# [Your task]
Without the pictures, copy the entries below word for word.

[Interface dataset entries]
Content starts

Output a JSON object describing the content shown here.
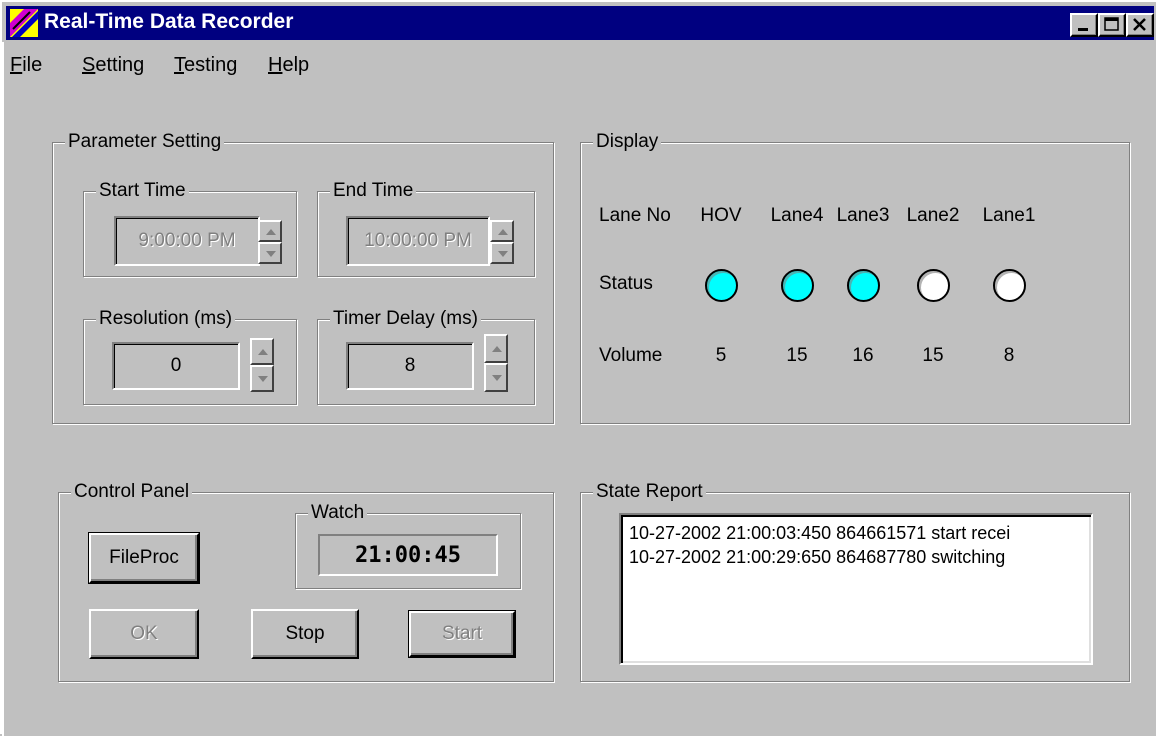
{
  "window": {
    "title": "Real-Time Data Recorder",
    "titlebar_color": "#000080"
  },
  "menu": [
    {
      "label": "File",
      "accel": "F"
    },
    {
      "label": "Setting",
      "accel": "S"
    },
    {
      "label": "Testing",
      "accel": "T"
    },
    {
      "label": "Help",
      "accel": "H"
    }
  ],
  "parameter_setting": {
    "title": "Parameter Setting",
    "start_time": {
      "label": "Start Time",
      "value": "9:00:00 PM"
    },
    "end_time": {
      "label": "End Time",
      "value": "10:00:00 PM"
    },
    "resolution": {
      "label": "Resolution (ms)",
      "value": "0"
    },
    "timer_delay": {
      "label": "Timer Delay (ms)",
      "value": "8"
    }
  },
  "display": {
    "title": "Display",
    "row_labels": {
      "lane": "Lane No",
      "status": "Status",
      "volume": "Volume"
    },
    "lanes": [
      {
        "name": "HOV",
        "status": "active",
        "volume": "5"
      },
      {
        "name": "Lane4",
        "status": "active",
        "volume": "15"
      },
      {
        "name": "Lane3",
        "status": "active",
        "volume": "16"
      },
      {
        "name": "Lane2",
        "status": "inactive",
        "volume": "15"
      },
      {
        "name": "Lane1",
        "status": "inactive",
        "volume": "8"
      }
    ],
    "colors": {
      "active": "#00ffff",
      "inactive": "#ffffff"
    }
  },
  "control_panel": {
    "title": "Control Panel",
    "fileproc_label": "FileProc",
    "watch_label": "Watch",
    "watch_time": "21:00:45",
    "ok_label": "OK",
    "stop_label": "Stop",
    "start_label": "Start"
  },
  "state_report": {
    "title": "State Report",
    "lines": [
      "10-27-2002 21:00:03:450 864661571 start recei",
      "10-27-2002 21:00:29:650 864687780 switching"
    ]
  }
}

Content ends

# [Solution for this problem]
Output a JSON object describing the content shown here.
{
  "window": {
    "title": "Real-Time Data Recorder",
    "titlebar_color": "#000080"
  },
  "menu": [
    {
      "label": "File",
      "accel": "F"
    },
    {
      "label": "Setting",
      "accel": "S"
    },
    {
      "label": "Testing",
      "accel": "T"
    },
    {
      "label": "Help",
      "accel": "H"
    }
  ],
  "parameter_setting": {
    "title": "Parameter Setting",
    "start_time": {
      "label": "Start Time",
      "value": "9:00:00 PM"
    },
    "end_time": {
      "label": "End Time",
      "value": "10:00:00 PM"
    },
    "resolution": {
      "label": "Resolution (ms)",
      "value": "0"
    },
    "timer_delay": {
      "label": "Timer Delay (ms)",
      "value": "8"
    }
  },
  "display": {
    "title": "Display",
    "row_labels": {
      "lane": "Lane No",
      "status": "Status",
      "volume": "Volume"
    },
    "lanes": [
      {
        "name": "HOV",
        "status": "active",
        "volume": "5"
      },
      {
        "name": "Lane4",
        "status": "active",
        "volume": "15"
      },
      {
        "name": "Lane3",
        "status": "active",
        "volume": "16"
      },
      {
        "name": "Lane2",
        "status": "inactive",
        "volume": "15"
      },
      {
        "name": "Lane1",
        "status": "inactive",
        "volume": "8"
      }
    ],
    "colors": {
      "active": "#00ffff",
      "inactive": "#ffffff"
    }
  },
  "control_panel": {
    "title": "Control Panel",
    "fileproc_label": "FileProc",
    "watch_label": "Watch",
    "watch_time": "21:00:45",
    "ok_label": "OK",
    "stop_label": "Stop",
    "start_label": "Start"
  },
  "state_report": {
    "title": "State Report",
    "lines": [
      "10-27-2002 21:00:03:450 864661571 start recei",
      "10-27-2002 21:00:29:650 864687780 switching"
    ]
  }
}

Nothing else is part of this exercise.